Anyway, y.t. in a comment thread at LGM yesterday:
That to me is why this case is about the N&P Clause, not the Commerce Clause. (NOTE: I am an expert in neither.)And well-known constitutional scholar Akhil Reed Amar, today:
It’s difficult for me to accept that any problem of interstate commerce could justify a Broccoli Mandate.
But we *know* that the ban on excluding preexisting conditions is within the Commerce Clause. It’s a no-brainer.
To make the ban feasible, however, Congress has to make everyone opt into the insurance market. Straight N&P stuff – you just stand there and quote McCulloch v. Maryland until the other side starts to cry.
The most important limit, the one we fought the Revolutionary War for, is that the people doing this to you are the people you elect. That’s the main check. The broccoli argument is like something they said when we were debating the income tax: If they can tax me, they can tax me at 100 percent! And yes, they can. But they won’t. Because you could vote them out of office. They have the power to do all sorts of ridiculous things that they won’t do because you’d vote them out of office. If they can prevent me from growing pot, can they prevent me from buying broccoli? Perhaps, but why would they if they want to be reelected? So if you ask me what the limits are, I’d say read McCulloch vs. Maryland. And reread it. And keep reading it till you understand it.Alas, neither of us was called upon to argue the feds' case this week.

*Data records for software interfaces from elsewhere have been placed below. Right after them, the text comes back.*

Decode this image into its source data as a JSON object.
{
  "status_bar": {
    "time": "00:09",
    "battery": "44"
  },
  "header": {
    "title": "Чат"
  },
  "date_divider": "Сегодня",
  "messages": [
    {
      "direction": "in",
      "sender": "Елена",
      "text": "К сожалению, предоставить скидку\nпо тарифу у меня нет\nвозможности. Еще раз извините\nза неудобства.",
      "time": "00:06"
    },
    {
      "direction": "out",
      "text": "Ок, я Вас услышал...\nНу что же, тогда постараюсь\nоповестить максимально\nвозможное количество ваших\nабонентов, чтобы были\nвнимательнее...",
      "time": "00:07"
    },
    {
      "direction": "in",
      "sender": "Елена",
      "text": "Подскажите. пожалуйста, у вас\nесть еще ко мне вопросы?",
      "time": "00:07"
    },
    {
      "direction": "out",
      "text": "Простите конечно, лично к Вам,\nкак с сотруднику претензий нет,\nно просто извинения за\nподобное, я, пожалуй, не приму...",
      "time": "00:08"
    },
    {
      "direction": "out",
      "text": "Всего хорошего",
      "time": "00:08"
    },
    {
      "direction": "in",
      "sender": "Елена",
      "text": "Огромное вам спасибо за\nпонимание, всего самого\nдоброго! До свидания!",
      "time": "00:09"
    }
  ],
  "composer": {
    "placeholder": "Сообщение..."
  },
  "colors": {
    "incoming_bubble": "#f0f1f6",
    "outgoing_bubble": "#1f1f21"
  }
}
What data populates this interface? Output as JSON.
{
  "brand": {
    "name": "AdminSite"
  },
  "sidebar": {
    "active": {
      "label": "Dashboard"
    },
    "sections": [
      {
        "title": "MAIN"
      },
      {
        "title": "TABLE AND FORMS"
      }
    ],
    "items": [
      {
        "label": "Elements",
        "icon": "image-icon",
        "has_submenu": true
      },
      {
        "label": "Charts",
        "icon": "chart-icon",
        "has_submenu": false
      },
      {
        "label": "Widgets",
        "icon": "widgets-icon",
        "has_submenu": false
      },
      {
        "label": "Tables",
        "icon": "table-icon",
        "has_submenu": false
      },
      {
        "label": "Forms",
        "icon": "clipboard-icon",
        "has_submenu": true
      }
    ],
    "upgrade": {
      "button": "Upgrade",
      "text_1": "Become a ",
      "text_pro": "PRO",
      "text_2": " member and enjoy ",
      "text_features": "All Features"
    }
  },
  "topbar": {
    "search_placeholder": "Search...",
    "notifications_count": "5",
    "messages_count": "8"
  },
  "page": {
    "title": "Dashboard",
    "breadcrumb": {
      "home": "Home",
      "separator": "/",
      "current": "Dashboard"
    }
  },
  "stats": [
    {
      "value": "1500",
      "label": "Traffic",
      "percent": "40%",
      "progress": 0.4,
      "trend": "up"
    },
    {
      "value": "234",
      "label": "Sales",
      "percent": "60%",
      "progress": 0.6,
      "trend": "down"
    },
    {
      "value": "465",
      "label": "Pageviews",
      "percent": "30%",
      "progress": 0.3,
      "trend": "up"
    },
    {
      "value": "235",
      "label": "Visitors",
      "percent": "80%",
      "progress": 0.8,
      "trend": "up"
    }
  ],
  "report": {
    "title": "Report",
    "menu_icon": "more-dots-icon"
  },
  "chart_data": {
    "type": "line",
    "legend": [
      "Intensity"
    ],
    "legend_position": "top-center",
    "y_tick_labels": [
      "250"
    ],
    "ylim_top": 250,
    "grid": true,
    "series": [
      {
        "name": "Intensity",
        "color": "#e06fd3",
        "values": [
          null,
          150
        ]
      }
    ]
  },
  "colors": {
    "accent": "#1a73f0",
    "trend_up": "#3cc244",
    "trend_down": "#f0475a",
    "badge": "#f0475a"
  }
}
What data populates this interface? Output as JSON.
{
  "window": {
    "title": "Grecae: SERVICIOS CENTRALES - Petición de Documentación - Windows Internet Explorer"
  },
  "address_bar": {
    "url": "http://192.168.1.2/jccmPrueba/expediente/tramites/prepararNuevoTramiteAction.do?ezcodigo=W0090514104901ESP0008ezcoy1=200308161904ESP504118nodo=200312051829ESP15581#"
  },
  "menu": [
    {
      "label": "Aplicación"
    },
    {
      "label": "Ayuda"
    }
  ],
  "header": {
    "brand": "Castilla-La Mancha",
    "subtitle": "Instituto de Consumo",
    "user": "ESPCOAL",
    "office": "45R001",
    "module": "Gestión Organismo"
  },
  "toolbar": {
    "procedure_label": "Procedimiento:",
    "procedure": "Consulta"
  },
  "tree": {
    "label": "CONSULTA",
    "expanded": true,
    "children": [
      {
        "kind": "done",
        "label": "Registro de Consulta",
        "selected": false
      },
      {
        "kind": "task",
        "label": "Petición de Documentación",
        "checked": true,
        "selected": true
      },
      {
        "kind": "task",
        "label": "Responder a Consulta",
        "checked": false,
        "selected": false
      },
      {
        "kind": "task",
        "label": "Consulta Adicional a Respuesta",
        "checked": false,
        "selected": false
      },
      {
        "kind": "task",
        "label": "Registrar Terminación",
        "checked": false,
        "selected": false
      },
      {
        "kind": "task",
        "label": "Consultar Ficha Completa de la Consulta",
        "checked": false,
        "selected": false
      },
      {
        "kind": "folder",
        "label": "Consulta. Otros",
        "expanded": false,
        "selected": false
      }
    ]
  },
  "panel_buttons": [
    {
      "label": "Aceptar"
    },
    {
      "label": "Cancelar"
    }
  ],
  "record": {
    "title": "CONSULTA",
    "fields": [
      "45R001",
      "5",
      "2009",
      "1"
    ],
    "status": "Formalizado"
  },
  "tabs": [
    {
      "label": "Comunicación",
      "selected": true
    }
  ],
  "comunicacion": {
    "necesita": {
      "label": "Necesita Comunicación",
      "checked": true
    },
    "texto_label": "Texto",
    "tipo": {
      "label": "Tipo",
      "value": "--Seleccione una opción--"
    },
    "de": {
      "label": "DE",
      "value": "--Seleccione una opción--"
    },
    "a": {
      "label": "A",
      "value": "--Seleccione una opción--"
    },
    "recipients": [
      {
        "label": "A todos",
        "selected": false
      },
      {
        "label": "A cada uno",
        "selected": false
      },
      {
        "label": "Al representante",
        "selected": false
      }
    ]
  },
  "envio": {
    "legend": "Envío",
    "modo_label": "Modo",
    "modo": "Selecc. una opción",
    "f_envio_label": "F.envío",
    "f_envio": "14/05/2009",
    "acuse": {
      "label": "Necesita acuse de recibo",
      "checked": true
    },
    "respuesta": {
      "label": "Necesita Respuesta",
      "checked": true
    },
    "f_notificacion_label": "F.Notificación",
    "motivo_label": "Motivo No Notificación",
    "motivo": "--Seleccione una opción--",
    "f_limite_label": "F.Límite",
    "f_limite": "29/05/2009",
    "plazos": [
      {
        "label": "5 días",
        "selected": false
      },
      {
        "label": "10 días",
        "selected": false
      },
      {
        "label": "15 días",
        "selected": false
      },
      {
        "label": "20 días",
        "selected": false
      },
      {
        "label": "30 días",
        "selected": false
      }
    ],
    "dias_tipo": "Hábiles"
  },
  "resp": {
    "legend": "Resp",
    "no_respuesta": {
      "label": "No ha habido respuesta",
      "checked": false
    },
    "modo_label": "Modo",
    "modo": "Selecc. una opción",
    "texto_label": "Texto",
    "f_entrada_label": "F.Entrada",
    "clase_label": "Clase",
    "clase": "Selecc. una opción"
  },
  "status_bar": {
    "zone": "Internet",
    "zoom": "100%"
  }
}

... Charles Fried is worth a look. He ends on a disheartening note about the apparent views of the conservative justices this week:
Politics, politics, politics. You look at the wonderful decision by Jeff Sutton, who is as much of a 24-karat gold conservative as anyone could be. He is a godfather to the Federalist Society. Look at his opinion. Or look at Larry Silberman’s opinion. I don’t understand what’s gotten into people. Well, I do I’m afraid, but it’s politics, not anything else.... In comments, Just Thinking suggests that the democratic check on abuse of the N&P Clause, throwing the bums out, doesn't work. I think maybe that means "doesn't work well enough to suit some people." Regardless, Amar has good support for his position, as both Hamilton and Madison identified the same check in the Federalist. Hamilton in No. 33:
But it may be again asked, Who is to judge of the NECESSITY and PROPRIETY of the laws to be passed for executing the powers of the Union? I answer, first, that this question arises as well and as fully upon the simple grant of those powers as upon the declaratory clause; and I answer, in the second place, that the national government, like every other, must judge, in the first instance, of the proper exercise of its powers, and its constituents in the last. If the federal government should overpass the just bounds of its authority and make a tyrannical use of its powers, the people, whose creature it is, must appeal to the standard they have formed, and take such measures to redress the injury done to the Constitution as the exigency may suggest and prudence justify.Madison in No. 44:
If it be asked what is to be the consequence, in case the Congress shall misconstrue this part of the Constitution, and exercise powers not warranted by its true meaning, I answer, the same as if they should misconstrue or enlarge any other power vested in them; as if the general power had been reduced to particulars, and any one of these were to be violated; the same, in short, as if the State legislatures should violate the irrespective constitutional authorities. In the first instance, the success of the usurpation will depend on the executive and judiciary departments, which are to expound and give effect to the legislative acts; and in the last resort a remedy must be obtained from the people who can, by the election of more faithful representatives, annul the acts of the usurpers.The "limiting principle" as Amar notes is not a requirement imposed on other powers, like taxation ("but what if you tax at 100%?"). Some checks are political, not judicial (as we observed re: the pardon power under the Mississippi Constitution).
The ACA case, we had thought, was resolved 200 years ago in McCulloch:
Should Congress, in the execution of its powers, adopt measures which are prohibited by the Constitution, or should Congress, under the pretext of executing its powers, pass laws for the accomplishment of objects not intrusted to the Government, it would become the painful duty of this tribunal, should a case requiring such a decision come before it, to say that such an act was not the law of the land. But where the law is not prohibited, and is really calculated to effect any of the objects intrusted to the Government, to undertake here to inquire into the degree of its necessity would be to pass the line which circumscribes the judicial department and to tread on legislative ground. This Court disclaims all pretensions to such a power.It appears that the Roberts Court, unlike the Marshall Court, may indeed pretend to that power. That will be John Roberts' legacy.